━━━━━ MATERIAL PROVIDED ━━━━━
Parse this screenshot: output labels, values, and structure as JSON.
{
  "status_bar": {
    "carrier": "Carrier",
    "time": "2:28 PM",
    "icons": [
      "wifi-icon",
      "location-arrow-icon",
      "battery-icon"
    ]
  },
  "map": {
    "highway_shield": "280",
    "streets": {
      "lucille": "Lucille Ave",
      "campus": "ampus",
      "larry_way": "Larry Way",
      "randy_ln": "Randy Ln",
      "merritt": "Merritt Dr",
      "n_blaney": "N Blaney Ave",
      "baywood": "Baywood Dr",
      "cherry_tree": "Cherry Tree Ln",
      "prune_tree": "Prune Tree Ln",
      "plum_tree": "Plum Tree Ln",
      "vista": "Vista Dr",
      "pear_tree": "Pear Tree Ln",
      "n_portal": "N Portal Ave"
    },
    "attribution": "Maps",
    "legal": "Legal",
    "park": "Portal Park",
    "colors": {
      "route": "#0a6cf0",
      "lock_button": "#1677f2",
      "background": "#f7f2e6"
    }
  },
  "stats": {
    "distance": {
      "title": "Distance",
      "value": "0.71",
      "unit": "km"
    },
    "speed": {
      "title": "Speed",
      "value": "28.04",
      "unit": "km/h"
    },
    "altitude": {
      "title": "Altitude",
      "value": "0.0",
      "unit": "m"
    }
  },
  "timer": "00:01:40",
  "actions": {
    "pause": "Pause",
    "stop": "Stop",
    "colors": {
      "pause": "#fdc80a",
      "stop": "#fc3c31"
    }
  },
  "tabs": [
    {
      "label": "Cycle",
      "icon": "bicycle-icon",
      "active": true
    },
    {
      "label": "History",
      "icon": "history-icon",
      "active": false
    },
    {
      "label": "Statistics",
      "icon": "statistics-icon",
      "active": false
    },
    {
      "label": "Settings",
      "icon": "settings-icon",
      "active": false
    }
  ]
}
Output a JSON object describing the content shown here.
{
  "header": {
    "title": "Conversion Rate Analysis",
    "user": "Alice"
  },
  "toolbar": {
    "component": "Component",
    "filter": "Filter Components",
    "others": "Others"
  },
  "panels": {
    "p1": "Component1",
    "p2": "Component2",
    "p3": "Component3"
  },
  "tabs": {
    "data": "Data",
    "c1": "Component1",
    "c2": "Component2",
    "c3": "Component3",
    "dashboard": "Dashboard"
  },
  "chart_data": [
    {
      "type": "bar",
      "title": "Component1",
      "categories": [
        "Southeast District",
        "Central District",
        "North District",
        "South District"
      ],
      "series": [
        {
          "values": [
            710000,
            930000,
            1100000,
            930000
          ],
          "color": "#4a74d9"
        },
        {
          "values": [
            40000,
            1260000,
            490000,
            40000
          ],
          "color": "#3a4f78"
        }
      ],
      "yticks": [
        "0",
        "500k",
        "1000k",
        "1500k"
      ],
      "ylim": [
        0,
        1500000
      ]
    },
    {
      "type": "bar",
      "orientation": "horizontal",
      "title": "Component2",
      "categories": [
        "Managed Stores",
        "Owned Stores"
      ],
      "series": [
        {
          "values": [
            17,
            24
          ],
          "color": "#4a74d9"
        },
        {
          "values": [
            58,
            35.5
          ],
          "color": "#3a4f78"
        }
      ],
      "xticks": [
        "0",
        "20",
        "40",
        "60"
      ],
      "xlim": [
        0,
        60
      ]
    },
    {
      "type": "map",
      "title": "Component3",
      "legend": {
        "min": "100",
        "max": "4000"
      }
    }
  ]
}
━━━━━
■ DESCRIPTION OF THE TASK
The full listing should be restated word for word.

■ SOLUTION TO THIS PROBLEM
Parse this screenshot: output labels, values, and structure as JSON.
{
  "status_bar": {
    "carrier": "Carrier",
    "time": "2:28 PM",
    "icons": [
      "wifi-icon",
      "location-arrow-icon",
      "battery-icon"
    ]
  },
  "map": {
    "highway_shield": "280",
    "streets": {
      "lucille": "Lucille Ave",
      "campus": "ampus",
      "larry_way": "Larry Way",
      "randy_ln": "Randy Ln",
      "merritt": "Merritt Dr",
      "n_blaney": "N Blaney Ave",
      "baywood": "Baywood Dr",
      "cherry_tree": "Cherry Tree Ln",
      "prune_tree": "Prune Tree Ln",
      "plum_tree": "Plum Tree Ln",
      "vista": "Vista Dr",
      "pear_tree": "Pear Tree Ln",
      "n_portal": "N Portal Ave"
    },
    "attribution": "Maps",
    "legal": "Legal",
    "park": "Portal Park",
    "colors": {
      "route": "#0a6cf0",
      "lock_button": "#1677f2",
      "background": "#f7f2e6"
    }
  },
  "stats": {
    "distance": {
      "title": "Distance",
      "value": "0.71",
      "unit": "km"
    },
    "speed": {
      "title": "Speed",
      "value": "28.04",
      "unit": "km/h"
    },
    "altitude": {
      "title": "Altitude",
      "value": "0.0",
      "unit": "m"
    }
  },
  "timer": "00:01:40",
  "actions": {
    "pause": "Pause",
    "stop": "Stop",
    "colors": {
      "pause": "#fdc80a",
      "stop": "#fc3c31"
    }
  },
  "tabs": [
    {
      "label": "Cycle",
      "icon": "bicycle-icon",
      "active": true
    },
    {
      "label": "History",
      "icon": "history-icon",
      "active": false
    },
    {
      "label": "Statistics",
      "icon": "statistics-icon",
      "active": false
    },
    {
      "label": "Settings",
      "icon": "settings-icon",
      "active": false
    }
  ]
}
Output a JSON object describing the content shown here.
{
  "header": {
    "title": "Conversion Rate Analysis",
    "user": "Alice"
  },
  "toolbar": {
    "component": "Component",
    "filter": "Filter Components",
    "others": "Others"
  },
  "panels": {
    "p1": "Component1",
    "p2": "Component2",
    "p3": "Component3"
  },
  "tabs": {
    "data": "Data",
    "c1": "Component1",
    "c2": "Component2",
    "c3": "Component3",
    "dashboard": "Dashboard"
  },
  "chart_data": [
    {
      "type": "bar",
      "title": "Component1",
      "categories": [
        "Southeast District",
        "Central District",
        "North District",
        "South District"
      ],
      "series": [
        {
          "values": [
            710000,
            930000,
            1100000,
            930000
          ],
          "color": "#4a74d9"
        },
        {
          "values": [
            40000,
            1260000,
            490000,
            40000
          ],
          "color": "#3a4f78"
        }
      ],
      "yticks": [
        "0",
        "500k",
        "1000k",
        "1500k"
      ],
      "ylim": [
        0,
        1500000
      ]
    },
    {
      "type": "bar",
      "orientation": "horizontal",
      "title": "Component2",
      "categories": [
        "Managed Stores",
        "Owned Stores"
      ],
      "series": [
        {
          "values": [
            17,
            24
          ],
          "color": "#4a74d9"
        },
        {
          "values": [
            58,
            35.5
          ],
          "color": "#3a4f78"
        }
      ],
      "xticks": [
        "0",
        "20",
        "40",
        "60"
      ],
      "xlim": [
        0,
        60
      ]
    },
    {
      "type": "map",
      "title": "Component3",
      "legend": {
        "min": "100",
        "max": "4000"
      }
    }
  ]
}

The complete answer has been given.